One thing that you should do early on is get your opponent to thoroughly state his position in writing. It is a good idea to get your opponent’s position in writing before he has an opportunity to consult with an attorney who will be much more careful in crafting a ghost-written letter for his client. A lot of times your opponent will make reckless admissions or statements in a position statement prepared before they consult with an attorney.
After you get your opponent to state their position in writing — hopefully getting helpful concessions — you may want to consider interviewing key employees and witnesses and getting written statements from them. You should also consider tape-recording telephone conversations with your Arizona-based opponent recognizing, of course, that you may be creating both good and bad evidence by doing so.
After you have thoroughly analyzed the issues, potential damages and cost of litigation you should consider reaching a resolution before you spend a lot of money on the dispute.

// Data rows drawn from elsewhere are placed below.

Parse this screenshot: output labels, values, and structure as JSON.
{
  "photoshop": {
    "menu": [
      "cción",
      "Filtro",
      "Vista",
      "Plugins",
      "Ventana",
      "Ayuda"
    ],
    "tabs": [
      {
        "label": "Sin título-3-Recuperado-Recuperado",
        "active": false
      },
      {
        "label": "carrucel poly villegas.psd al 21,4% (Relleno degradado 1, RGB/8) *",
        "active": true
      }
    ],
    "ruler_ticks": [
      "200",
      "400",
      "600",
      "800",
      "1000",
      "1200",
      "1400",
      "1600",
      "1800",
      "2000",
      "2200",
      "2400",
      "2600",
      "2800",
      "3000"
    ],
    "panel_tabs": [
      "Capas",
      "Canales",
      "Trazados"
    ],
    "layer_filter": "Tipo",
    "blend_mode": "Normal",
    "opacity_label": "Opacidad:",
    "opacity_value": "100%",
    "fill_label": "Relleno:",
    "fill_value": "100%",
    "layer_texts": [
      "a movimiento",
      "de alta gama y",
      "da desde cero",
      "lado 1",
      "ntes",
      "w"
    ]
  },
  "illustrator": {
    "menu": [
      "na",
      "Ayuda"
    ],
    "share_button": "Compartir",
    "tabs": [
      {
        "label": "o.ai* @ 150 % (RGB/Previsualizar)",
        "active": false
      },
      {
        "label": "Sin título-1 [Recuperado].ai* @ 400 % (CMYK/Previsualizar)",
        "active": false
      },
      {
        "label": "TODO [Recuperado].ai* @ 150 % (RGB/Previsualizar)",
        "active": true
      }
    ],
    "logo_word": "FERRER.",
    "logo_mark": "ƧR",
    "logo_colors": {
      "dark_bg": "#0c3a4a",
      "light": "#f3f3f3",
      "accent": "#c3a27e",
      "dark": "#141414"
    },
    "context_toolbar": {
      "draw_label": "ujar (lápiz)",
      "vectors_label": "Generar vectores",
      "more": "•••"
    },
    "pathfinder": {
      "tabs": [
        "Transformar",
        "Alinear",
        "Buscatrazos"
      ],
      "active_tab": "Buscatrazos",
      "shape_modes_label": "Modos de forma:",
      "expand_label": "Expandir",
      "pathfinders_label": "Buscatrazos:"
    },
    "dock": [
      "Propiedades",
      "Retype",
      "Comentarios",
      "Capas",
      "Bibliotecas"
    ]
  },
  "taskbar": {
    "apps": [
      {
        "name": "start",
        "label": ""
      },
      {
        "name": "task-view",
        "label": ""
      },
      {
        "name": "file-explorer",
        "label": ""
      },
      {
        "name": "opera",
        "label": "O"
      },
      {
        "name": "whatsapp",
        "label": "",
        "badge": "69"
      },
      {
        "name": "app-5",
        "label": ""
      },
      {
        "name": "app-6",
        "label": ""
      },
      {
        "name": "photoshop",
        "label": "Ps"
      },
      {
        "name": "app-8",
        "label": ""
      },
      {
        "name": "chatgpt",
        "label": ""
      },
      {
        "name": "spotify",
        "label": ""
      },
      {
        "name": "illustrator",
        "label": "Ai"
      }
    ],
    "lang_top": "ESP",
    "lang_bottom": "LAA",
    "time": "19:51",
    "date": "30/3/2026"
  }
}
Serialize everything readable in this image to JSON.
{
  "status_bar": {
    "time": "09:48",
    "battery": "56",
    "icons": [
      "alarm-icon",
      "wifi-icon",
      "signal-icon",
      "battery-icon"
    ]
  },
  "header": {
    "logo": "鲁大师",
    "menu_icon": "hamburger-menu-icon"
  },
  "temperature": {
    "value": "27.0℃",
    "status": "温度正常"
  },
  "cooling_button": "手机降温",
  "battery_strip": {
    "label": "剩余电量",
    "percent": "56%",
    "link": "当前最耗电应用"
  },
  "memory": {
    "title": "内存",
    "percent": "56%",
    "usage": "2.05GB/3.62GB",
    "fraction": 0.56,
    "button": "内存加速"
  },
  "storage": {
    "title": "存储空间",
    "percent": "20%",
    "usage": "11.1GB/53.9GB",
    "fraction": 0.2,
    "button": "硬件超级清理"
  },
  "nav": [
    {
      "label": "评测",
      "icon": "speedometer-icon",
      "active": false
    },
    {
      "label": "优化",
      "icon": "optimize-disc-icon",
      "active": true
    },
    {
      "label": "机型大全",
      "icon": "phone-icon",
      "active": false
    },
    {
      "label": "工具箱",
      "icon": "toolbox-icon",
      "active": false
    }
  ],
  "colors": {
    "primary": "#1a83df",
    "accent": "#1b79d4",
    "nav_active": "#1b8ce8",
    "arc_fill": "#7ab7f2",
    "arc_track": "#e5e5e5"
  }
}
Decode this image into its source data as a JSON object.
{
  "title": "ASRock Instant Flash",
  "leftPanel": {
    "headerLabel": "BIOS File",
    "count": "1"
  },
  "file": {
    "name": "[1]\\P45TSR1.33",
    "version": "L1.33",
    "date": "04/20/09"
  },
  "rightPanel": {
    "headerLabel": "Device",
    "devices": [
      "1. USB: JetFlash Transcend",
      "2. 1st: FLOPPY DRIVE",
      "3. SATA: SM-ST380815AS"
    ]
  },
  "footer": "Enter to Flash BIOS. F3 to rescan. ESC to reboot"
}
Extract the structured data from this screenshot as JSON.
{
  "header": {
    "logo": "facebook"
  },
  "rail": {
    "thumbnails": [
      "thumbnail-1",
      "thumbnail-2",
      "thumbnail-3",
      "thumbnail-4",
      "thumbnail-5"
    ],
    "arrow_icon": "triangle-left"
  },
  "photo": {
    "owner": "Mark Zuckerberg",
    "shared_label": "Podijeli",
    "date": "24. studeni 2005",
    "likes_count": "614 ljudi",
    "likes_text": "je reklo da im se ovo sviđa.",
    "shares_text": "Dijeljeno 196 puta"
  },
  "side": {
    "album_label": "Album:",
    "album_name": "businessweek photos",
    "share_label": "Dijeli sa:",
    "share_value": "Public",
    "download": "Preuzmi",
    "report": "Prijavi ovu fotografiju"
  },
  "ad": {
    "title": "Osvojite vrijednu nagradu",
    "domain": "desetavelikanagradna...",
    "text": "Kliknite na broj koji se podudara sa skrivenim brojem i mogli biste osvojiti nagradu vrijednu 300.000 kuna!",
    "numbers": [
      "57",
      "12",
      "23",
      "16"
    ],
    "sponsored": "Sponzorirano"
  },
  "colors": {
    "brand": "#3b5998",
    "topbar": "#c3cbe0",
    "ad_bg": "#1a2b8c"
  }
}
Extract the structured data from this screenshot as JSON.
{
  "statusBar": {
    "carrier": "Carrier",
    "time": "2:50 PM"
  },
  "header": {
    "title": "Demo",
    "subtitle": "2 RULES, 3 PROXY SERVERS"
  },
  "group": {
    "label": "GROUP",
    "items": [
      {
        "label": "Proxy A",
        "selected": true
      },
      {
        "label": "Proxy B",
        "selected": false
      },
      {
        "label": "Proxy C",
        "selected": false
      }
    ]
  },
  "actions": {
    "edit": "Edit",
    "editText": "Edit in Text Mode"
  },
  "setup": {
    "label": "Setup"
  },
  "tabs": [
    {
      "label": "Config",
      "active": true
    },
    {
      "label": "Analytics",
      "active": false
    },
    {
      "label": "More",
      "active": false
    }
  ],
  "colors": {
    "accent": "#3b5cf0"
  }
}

If you decide to make some type of settlement proposal you should put yourself in a position to deal directly with the decision-maker of your opponent if possible. Also, you should try to make your proposal before your opponent files a lawsuit since a lot of times after a lawsuit has been filed, the opposing party is not in a mind set to discuss settlement because, for a short period of time, they believe they have you on the ropes and will view any settlement proposal made after the lawsuit has been filed as a sign of weakness on your part. If you make a written offer to settle a contract dispute and that offer is rejected, and thereafter at trial your opponent is awarded less then you previously offered to settle the case for, then your opponent will have to pay your attorneys’ fees and costs. For this reason, it is often a good strategy to make a written settlement offer early on in contract disputes.
You should never ignore a threat of litigation. Ignoring the threat and filing the demand letter you received threatening litigation in the “worry drawer” in your desk will almost always result in you spending a lot more time, energy and money than if you had followed some of the steps outlined in this article.
• Brian Foster is a 20-year Ahwatukee resident and senior partner at Snell & Wilmer L.L.P. in Phoenix. Reach him at (602) 382-6242 or firstname.lastname@example.org.